Celebrities and familiar faces ranging from Utah Lt. Gov. Spencer Cox and Apple Inc.’s chief executive Tim Cook to Mary Lambert and Tegan Quin (of Tegan & Sara) to professional dancers Julianne Hough (Dancing with the Stars) and Benji Schwimmer (So You Think You Can Dance, season two winner) were among many others who performed or appeared at the LoveLoud Festival on Saturday.
“I stand before you tonight as an uncle, a sports nut, a CEO, a lover of the beautiful Utah outdoors, and a proud gay American,” the out head of Apple told the cheering, sold-out crowd of over 30,000 Saturday at the Rice-Eccles Stadium at the University of Utah.
“My heart breaks when I see kids struggling to conform to a society or a family that doesn’t accept them, struggling to be what someone else thinks is normal,” Cook continued. “Let me tell you, normal might just be the worst word ever created. You’re not all supposed to be the same, feel the same, or think the same, and there is nothing wrong with you.”
The festival reached its fundraising goal of $1M for youth suicide prevention.
If Asheville isn’t the best-kept secret in North Carolina, then it’s certainly one of the best-kept secrets in the United States, reports Reader’s Digest. Tucked between the Blue Ridge and the Great Smoky Mountains, this Bohemian community gives more high-profile places like Portland, Ore., and Brooklyn a run for their money. Dubbed “the Land of the Sky,” this highly walkable city appeals to creatives of all kinds, entrepreneurs, and the LGBTQ community. It also has a storied history (it influenced the novel You Can’t Go Home Again), an organic food scene, and a reputation for some of the most delicious beer in the country.

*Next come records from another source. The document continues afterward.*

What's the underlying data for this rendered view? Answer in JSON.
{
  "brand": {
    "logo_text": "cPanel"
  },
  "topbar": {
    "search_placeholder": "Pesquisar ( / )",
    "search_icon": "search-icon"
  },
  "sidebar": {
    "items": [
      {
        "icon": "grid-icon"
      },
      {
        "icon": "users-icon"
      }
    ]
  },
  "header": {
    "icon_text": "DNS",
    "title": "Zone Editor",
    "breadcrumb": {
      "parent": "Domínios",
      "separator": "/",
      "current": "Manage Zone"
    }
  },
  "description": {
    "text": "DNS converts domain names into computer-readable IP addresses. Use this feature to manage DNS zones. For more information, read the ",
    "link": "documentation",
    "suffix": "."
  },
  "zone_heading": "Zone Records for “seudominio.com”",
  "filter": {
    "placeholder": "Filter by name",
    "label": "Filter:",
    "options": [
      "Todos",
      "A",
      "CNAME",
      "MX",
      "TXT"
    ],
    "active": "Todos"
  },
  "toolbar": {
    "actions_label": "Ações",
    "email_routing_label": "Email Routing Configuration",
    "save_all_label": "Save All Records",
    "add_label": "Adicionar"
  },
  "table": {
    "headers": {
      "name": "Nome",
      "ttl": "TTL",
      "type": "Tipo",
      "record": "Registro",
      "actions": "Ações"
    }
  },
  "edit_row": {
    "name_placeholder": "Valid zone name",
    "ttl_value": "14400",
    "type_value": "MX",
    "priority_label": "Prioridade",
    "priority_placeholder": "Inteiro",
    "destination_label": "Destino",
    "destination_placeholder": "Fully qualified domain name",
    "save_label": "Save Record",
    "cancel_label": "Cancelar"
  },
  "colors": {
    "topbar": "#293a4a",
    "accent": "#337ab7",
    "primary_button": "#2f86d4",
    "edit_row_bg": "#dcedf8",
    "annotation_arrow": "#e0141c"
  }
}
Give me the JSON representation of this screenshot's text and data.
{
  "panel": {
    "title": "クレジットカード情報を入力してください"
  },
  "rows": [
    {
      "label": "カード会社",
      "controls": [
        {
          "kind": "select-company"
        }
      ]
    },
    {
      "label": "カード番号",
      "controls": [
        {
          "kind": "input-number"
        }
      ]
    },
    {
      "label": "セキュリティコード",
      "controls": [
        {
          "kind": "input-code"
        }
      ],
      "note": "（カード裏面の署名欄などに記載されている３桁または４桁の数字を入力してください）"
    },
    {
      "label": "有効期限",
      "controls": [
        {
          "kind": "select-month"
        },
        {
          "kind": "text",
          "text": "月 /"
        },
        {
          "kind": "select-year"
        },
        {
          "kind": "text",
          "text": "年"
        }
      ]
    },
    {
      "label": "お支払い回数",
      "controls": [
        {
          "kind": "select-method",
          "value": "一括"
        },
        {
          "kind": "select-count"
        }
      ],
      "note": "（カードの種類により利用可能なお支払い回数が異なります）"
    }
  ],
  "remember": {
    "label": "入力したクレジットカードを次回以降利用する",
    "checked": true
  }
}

Who it’s for: The cool crowd
Bradley Kim, a defensive back at the Air Force Academy located near Colorado Springs. Colo., announced Friday that he is gay. Kim, who shared his story on his Instagram account and through an interview with OutSports, is the first active player at a service academy to publicly come out.
Before going public with his story, Kim, a safety for the Falcons, informed his fellow defensive backs and received a standing ovation in response. Per OutSports, Kim had previously come out to his parents and various other Air Force teammates and coaches, all to responses of complete support.
“I’ve spent too many years worrying what other people will think and letting it affect what I do in my daily life,” he told OutSports. “And I’m kind of done with that. It doesn’t affect my ability to play football. It doesn’t affect my ability to serve my country…
“The biggest reason I want to share this is to be able to reach people who are in similar situations struggling with the same things I have struggled with. I want to be that example for kids that you can be gay, you can pursue your dreams, and you can have an athletic career. I want to be there for people who don’t feel like they have anyone there for them because I was that kid growing up in high school.”
Photo | Tim Cook, courtesy of Jeffrey D. Allred, Deseret News
In October 1987, a handful of Utahns went to the National March on Washington for lesbian and gay rights. The…